Parasites and mutualism function: measuring enemy-free space in a fig–pollinator symbiosis


J. M. Cook, School of Biological Sciences, Univ. of Reading, RG6 6AS, UK. E-mail:

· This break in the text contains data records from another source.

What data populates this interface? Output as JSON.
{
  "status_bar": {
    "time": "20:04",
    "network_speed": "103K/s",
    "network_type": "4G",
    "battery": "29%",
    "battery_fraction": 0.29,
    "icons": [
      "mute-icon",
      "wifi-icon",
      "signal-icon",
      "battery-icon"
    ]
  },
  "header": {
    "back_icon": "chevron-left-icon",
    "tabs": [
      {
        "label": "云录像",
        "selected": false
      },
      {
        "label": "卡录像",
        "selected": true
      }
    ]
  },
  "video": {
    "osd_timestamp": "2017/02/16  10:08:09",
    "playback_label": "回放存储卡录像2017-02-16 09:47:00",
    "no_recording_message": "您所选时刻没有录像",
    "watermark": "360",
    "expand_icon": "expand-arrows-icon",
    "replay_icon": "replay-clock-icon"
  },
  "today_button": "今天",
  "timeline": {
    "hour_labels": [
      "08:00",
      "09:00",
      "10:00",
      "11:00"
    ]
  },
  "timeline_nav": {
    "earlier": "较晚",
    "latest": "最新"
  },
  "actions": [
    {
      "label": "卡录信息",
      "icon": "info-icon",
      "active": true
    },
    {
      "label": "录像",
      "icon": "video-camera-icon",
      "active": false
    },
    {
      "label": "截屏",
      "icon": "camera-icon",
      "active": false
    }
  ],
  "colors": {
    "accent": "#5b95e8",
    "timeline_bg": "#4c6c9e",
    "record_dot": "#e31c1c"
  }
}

Mutualisms involve cooperation between species and underpin several ecosystem functions. However, there is also conflict between mutualists, because their interests are not perfectly aligned. In addition, most mutualisms are exploited by parasites. Here, we study the interplay between cooperation, conflict and parasitism in the mutualism between fig trees and their pollinator wasps. Conflict occurs because each fig ovary can nurture either one seed or one pollinator offspring and, while fig trees benefit directly from seeds and pollinator offspring (pollen vectors), pollinators only benefit directly from pollinator offspring. The mechanism(s) of conflict resolution is debated, but must explain the widespread observation that pollinators develop in inner, and seeds in outer, layers of fig flowers. We recently suggested a role for non-pollinating figs wasps (NPFWs) that are natural enemies or competitors of the pollinators and lay their eggs through the fig wall. Most NPFW offspring develop in outer and middle layer flowers, suggesting that inner flowers provide enemy-free space for pollinator offspring. Here, we test the hypothesis that NPFWs cannot reach inner flowers, by measuring wasp and fig morphology at the species-specific times of NPFW attack in the field. We found that three species of Sycoscapter and Philotrypesis wasps that parasitise pollinators could reach 34–73%, 75–92% and 82–97% of fig ovaries, respectively. Meanwhile, Eukobelea and Pseudidarnes gall-formers, despite having shorter ovipositors, can access almost all fig flowers (93–99% and 100%), because they attack smaller (younger) fig fruits. Our mechanistic results from ovipositing wasps support spatial patterns of wasp offspring segregation within figs to suggest that inner ovules provide enemy-free-space for pollinators. This may contribute to mutualism stability by helping select for pollinators to avoid laying eggs where they are likely to be parasitised. These outer flowers then remain free to develop as seeds, promoting mutualism persistence.